WHAT IS BEING ASKED:
Report each line of the data that contains the string "icon".
RECORDS SUPPLIED START
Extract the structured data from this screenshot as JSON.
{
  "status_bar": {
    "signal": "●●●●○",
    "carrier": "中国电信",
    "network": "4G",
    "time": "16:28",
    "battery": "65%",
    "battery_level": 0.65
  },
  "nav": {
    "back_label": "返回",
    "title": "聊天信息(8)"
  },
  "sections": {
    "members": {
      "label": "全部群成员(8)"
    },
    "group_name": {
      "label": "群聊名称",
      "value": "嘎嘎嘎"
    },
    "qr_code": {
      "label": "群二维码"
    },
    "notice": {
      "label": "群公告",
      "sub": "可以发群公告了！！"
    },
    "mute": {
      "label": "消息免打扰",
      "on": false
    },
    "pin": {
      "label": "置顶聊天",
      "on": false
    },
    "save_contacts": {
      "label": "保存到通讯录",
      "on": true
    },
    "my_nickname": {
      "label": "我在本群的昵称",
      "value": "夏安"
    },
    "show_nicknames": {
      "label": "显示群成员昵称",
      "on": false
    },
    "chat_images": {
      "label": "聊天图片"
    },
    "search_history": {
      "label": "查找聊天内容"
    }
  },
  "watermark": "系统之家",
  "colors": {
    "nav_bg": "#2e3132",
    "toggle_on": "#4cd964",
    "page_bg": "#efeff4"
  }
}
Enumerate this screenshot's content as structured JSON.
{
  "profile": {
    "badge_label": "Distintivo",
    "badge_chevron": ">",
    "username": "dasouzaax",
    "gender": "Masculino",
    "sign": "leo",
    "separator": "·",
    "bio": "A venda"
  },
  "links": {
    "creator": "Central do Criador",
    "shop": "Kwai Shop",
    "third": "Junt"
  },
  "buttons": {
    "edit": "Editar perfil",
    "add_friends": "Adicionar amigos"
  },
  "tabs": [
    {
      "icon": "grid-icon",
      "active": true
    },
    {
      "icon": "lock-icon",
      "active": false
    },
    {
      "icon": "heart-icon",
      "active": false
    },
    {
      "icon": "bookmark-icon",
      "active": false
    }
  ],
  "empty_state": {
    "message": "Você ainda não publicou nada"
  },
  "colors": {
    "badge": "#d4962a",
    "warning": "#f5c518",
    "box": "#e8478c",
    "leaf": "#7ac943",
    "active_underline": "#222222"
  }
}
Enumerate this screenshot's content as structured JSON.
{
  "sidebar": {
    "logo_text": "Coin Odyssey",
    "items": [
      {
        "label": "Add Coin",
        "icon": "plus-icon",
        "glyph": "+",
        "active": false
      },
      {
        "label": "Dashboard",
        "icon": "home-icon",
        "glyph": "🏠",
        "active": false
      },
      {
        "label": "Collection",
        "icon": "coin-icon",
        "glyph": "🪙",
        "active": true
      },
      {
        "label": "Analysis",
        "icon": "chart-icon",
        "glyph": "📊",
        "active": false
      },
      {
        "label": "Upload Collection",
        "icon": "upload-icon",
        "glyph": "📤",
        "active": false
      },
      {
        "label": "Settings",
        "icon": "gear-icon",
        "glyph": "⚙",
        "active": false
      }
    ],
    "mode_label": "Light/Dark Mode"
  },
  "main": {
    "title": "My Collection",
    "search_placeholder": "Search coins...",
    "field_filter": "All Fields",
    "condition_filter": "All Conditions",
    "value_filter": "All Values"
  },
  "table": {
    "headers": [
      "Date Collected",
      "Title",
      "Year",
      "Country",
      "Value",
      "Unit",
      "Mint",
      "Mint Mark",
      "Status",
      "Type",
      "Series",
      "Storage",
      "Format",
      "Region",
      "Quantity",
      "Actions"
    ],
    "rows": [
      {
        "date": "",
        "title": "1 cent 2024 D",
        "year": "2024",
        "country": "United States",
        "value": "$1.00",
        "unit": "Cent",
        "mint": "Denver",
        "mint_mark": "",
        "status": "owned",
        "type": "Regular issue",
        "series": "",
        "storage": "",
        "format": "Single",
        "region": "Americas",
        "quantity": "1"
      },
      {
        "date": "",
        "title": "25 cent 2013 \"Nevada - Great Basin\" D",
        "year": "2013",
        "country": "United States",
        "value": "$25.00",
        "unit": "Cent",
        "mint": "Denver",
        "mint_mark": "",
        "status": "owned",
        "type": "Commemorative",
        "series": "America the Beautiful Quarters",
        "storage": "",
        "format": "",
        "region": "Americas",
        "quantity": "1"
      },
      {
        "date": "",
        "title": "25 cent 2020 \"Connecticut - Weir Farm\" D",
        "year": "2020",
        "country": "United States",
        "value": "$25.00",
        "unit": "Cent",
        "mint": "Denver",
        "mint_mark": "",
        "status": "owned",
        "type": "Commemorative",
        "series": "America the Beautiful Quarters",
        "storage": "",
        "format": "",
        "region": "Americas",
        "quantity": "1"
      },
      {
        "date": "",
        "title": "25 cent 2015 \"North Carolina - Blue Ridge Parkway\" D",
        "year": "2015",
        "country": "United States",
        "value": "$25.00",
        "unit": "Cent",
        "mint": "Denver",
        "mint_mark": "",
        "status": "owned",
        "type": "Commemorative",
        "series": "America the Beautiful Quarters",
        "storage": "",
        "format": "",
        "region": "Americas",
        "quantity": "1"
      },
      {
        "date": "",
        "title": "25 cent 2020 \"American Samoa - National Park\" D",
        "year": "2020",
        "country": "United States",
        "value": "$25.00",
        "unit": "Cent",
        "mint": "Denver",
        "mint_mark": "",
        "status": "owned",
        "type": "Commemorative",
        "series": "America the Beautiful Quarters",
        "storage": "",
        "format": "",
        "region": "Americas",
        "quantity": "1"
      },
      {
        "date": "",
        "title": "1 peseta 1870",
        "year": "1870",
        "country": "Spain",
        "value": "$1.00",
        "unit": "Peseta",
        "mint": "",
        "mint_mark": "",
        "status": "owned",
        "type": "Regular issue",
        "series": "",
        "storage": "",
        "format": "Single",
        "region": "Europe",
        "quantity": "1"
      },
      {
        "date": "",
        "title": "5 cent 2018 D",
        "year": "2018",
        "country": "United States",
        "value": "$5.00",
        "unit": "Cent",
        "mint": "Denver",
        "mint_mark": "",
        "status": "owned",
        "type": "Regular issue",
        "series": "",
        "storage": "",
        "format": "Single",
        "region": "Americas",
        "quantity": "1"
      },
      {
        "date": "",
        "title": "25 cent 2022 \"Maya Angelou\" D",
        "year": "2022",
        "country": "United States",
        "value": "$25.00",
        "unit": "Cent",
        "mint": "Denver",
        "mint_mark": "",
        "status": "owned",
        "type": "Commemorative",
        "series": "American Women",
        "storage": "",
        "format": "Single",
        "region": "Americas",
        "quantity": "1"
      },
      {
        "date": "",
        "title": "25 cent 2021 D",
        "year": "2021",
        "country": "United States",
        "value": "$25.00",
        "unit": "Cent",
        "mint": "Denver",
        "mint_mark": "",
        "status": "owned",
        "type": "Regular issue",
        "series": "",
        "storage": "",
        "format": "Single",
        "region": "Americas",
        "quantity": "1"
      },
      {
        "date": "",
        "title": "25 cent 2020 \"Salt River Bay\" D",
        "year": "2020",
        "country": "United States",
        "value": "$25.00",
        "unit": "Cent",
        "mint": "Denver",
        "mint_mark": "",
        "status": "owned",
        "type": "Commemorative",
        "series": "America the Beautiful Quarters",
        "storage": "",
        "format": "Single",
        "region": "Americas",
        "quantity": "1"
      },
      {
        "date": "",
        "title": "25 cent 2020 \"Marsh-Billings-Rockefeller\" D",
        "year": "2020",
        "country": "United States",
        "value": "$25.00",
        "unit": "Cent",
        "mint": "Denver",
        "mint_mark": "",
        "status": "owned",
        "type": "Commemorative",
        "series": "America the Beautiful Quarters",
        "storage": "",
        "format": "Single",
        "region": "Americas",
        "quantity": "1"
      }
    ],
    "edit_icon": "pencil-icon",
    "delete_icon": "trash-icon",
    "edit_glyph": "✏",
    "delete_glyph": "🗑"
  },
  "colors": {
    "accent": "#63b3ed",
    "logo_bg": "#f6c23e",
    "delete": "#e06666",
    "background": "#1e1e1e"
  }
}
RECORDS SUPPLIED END
ANSWER BELOW:
      "icon": "grid-icon",
      "icon": "lock-icon",
      "icon": "heart-icon",
      "icon": "bookmark-icon",
        "icon": "plus-icon",
        "icon": "home-icon",
        "icon": "coin-icon",
        "icon": "chart-icon",
        "icon": "upload-icon",
        "icon": "gear-icon",
    "edit_icon": "pencil-icon",
    "delete_icon": "trash-icon",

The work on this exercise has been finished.